Humor is risky; that probably accounts for some of its appeal.
A tenured professor at the U.S. Merchant Marine Academy at Kings Point learned just how risky a joke can be after he turned down the lights to show a documentary in class -- and said that if someone shows up with orange hair, students should run for the exits.
It was a dark joke of the kind people use to cope with dark events. But it was in poor taste, and horrendously inopportune given that a midshipman in the professor's class lost his father in the Aurora, Colo., movie theater shootings. The suspect in that horrendous massacre had dyed orange hair.
The professor, identified in the media as Gregory Sullivan, evidently didn't know his class contained the son of a victim. So the mortified teacher did what he could: He apologized to the student, his class and the administration. He's since been suspended by a brand new leader brought in to straighten out the drifting service academy. After administrative proceedings, Sullivan could be dismissed.
These circumstances call for a more tempered approach. Sullivan surely feels terrible about his misstep. And it's just awful the student was caused more pain.

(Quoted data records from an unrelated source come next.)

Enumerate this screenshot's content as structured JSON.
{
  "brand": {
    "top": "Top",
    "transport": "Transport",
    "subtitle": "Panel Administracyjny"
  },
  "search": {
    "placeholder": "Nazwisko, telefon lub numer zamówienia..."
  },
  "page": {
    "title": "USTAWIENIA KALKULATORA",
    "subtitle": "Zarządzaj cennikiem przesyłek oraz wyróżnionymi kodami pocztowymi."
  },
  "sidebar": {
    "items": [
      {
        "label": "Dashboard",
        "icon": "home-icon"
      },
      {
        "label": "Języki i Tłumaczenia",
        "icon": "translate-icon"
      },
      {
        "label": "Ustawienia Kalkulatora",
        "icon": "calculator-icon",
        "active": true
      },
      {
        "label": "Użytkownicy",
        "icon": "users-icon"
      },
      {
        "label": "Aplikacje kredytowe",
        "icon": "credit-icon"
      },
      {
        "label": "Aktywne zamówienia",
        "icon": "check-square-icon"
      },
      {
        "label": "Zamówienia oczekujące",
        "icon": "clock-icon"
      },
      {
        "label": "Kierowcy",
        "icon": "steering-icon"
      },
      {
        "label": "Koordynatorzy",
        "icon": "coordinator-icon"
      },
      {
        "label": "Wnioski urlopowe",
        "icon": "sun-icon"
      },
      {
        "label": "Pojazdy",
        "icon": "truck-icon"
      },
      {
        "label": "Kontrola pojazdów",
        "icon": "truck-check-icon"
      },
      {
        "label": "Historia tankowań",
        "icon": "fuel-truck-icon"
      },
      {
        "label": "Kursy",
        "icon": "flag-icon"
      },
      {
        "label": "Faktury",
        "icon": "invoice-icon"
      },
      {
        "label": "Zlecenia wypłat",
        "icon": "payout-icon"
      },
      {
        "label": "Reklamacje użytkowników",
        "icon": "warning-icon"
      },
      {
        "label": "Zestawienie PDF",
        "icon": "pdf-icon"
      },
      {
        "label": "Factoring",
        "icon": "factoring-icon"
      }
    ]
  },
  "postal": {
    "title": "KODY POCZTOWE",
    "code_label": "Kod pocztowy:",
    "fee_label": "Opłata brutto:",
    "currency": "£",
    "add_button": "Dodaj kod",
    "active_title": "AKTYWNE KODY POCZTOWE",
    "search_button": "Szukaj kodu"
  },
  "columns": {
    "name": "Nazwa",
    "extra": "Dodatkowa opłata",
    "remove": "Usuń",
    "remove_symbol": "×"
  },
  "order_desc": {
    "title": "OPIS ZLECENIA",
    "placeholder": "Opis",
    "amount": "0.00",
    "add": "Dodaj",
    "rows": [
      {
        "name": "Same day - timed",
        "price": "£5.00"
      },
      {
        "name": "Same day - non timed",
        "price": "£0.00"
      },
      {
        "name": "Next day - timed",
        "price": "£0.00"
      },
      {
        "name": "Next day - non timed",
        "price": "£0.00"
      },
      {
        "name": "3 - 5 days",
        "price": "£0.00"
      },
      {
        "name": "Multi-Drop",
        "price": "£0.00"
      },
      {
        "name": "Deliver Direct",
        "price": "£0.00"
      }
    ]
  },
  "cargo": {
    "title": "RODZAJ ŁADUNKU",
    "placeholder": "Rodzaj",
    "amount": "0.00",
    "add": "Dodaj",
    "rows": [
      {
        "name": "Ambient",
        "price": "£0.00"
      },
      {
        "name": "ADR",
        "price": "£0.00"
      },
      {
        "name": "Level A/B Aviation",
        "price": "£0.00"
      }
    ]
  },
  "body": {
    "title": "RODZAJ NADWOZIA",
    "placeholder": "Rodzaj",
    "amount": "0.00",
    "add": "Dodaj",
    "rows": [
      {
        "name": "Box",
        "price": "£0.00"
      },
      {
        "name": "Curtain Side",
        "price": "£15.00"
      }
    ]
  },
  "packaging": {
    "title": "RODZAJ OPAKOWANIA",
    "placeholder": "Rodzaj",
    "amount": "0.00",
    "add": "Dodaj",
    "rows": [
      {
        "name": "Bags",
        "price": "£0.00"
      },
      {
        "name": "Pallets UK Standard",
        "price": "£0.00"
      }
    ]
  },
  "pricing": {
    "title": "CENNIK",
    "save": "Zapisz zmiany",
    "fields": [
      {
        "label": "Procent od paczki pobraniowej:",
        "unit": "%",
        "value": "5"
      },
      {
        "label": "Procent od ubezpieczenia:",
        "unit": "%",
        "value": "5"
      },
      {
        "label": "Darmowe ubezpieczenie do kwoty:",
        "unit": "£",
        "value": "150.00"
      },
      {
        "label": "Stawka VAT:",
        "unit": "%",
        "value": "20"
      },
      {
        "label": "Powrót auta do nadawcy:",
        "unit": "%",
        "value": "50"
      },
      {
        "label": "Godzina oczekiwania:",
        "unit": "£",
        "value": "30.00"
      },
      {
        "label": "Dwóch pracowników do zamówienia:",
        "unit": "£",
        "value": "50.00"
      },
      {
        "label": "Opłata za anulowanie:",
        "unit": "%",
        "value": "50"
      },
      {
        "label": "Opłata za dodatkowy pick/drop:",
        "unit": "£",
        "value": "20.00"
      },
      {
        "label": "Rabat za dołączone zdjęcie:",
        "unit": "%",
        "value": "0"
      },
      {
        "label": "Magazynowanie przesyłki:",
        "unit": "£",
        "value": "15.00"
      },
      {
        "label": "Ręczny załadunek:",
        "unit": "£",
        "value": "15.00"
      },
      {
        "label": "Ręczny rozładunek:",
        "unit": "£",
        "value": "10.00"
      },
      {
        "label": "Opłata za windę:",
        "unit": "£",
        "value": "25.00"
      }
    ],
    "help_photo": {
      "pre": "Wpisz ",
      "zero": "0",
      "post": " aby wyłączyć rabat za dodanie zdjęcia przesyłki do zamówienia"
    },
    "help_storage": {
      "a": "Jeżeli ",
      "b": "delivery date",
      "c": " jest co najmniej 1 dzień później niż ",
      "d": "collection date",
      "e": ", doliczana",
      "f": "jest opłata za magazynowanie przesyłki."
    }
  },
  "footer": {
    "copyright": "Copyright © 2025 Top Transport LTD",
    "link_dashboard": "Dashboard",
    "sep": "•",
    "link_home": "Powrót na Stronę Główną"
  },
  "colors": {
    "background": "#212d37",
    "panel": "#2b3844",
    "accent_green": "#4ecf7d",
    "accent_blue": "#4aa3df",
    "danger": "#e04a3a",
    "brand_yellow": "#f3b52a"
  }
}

Through these unfortunate events, Rear Adm. James A. Helis, the academy's new superintendent, has been granted an opportunity to establish the tone of his administration early. He should make an example of the episode by using it as a teaching moment on the complex nature of free speech, not the occasion for terminating someone's career.